  • Enhanced Capital Allowances (or ECAs – see what we did there again?!?). Good if you can get them as ECAs attract 100% tax writing down allowance in year one plus if the company is loss-making in the year and purchases qualifying ECA assets then the company can claim a cash tax refund from HM Revenue & Customs. Qualifying assets include water conservation kit and certain plant & equipment that reduces CO2. You can find the precise list of qualifying assets at Certain cars also qualify for ECAs – those with CO2 emissions less than 110 g/km (at the moment although this keeps being revised downwards).
  • Short Life Asset elections (‘SLA’) – ideal for assets purchased which are scrapped or sold (for not a lot) less than 5 years after acquisition. Speeds up tax relief compared to the General Pool (see below). Downside is that the tax calculations and monitoring of each asset can become hideously complex and time-consuming plus it does not apply for cars or buildings.
  • General Pool – anything over and above the AIA, ECA, SLA pools get allocated to the General Pool. Try to minimise the amount that gets allocated to the General Pool as relief is slooooow – typically about 20+ years to get full tax relief even if you trashed that pc some 18 years earlier. (Trash being the operative word!). Tax relief in the General Pool is received at a rate of 20% reducing balance hence its lack of speed of relief. Best avoided where possible – ideally with a bit of nifty tax planning.
  • Special Rate Pool – don’t be fooled by the name! Its not special in a good way – although it has at least opened the door for tax relief on more assets than was available before its intro in 2008 – as tax relief is obtained at just 10% reducing balance (who knows where we’ll be by the time you get full relief under this….!). Aimed primarily at integral features within buildings (e.g. lighting, elevators, air con, lifts etc) it also includes ‘naughty’ cars (see below).
  • Cars – used to have their own regime (for cars costing more than £12,000 bizarrely being referred to as ‘Expensive Cars’!) and still do to an extent although they are being subsumed within the above capital allowance classifications based on the specific CO2 emissions. So the ‘good’ cars with low emissions get 100% relief; the middling cars get General Pool treatment at 20% and the bad boys get 10% relief in the special rate pool.
  • Buildings – nowt, nada, nothing, diddly-squat. Gordon Brown pulled the plug on Industrial Buildings Allowances (‘IBAs’) in 2006 with relief being phased out by 2011.

So there it is – a whirlwind tour of UK capital allowances as they stand today. No sooner than you’ve digested this, I fear that George Osborne will stand up on 22 June 2010 for his Budget announcement and either scrap most / all of it or at the very least tinker (they can’t help themselves!).

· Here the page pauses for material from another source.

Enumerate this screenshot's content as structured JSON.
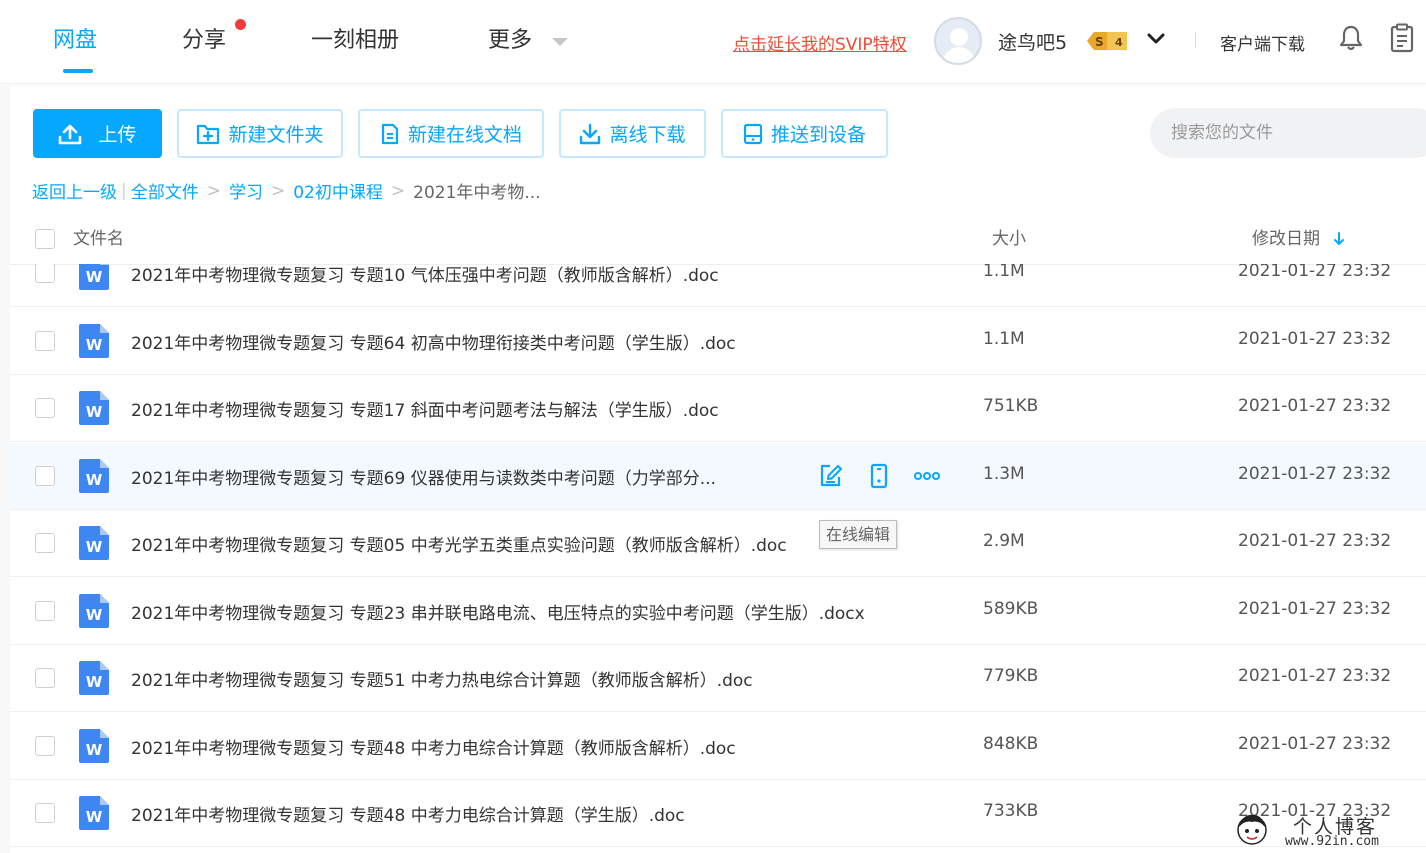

Welcome to my world…..

(P.S. If you feel that a ‘capital intensive’ t-shirt would be apt for your loved one or little bundle of joy then click here!)